====== Records to use ======

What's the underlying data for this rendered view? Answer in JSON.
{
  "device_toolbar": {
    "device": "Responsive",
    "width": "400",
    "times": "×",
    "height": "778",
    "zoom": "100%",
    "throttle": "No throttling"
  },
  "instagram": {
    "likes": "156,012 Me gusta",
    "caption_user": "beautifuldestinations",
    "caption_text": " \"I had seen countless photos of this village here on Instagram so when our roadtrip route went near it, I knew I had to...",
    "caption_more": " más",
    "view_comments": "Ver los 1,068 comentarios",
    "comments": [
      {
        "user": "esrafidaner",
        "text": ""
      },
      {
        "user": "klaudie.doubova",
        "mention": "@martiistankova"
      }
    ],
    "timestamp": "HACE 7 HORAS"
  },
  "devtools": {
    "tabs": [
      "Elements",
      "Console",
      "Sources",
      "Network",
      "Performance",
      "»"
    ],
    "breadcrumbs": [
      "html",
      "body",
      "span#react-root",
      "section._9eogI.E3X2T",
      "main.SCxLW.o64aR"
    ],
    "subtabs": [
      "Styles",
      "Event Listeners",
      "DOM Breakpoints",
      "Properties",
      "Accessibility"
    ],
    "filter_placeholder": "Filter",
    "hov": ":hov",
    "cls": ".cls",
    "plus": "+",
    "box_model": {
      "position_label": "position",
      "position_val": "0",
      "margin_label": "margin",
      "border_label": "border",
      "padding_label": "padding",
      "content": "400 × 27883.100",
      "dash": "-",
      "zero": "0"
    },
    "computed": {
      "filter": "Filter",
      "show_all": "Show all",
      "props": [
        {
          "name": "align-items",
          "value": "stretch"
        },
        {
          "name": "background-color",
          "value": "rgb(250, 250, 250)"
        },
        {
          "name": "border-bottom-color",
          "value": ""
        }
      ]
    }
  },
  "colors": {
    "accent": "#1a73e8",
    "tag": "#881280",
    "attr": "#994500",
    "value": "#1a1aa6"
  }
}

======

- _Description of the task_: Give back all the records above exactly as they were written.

- _Exercise solution_:
What's the underlying data for this rendered view? Answer in JSON.
{
  "device_toolbar": {
    "device": "Responsive",
    "width": "400",
    "times": "×",
    "height": "778",
    "zoom": "100%",
    "throttle": "No throttling"
  },
  "instagram": {
    "likes": "156,012 Me gusta",
    "caption_user": "beautifuldestinations",
    "caption_text": " \"I had seen countless photos of this village here on Instagram so when our roadtrip route went near it, I knew I had to...",
    "caption_more": " más",
    "view_comments": "Ver los 1,068 comentarios",
    "comments": [
      {
        "user": "esrafidaner",
        "text": ""
      },
      {
        "user": "klaudie.doubova",
        "mention": "@martiistankova"
      }
    ],
    "timestamp": "HACE 7 HORAS"
  },
  "devtools": {
    "tabs": [
      "Elements",
      "Console",
      "Sources",
      "Network",
      "Performance",
      "»"
    ],
    "breadcrumbs": [
      "html",
      "body",
      "span#react-root",
      "section._9eogI.E3X2T",
      "main.SCxLW.o64aR"
    ],
    "subtabs": [
      "Styles",
      "Event Listeners",
      "DOM Breakpoints",
      "Properties",
      "Accessibility"
    ],
    "filter_placeholder": "Filter",
    "hov": ":hov",
    "cls": ".cls",
    "plus": "+",
    "box_model": {
      "position_label": "position",
      "position_val": "0",
      "margin_label": "margin",
      "border_label": "border",
      "padding_label": "padding",
      "content": "400 × 27883.100",
      "dash": "-",
      "zero": "0"
    },
    "computed": {
      "filter": "Filter",
      "show_all": "Show all",
      "props": [
        {
          "name": "align-items",
          "value": "stretch"
        },
        {
          "name": "background-color",
          "value": "rgb(250, 250, 250)"
        },
        {
          "name": "border-bottom-color",
          "value": ""
        }
      ]
    }
  },
  "colors": {
    "accent": "#1a73e8",
    "tag": "#881280",
    "attr": "#994500",
    "value": "#1a1aa6"
  }
}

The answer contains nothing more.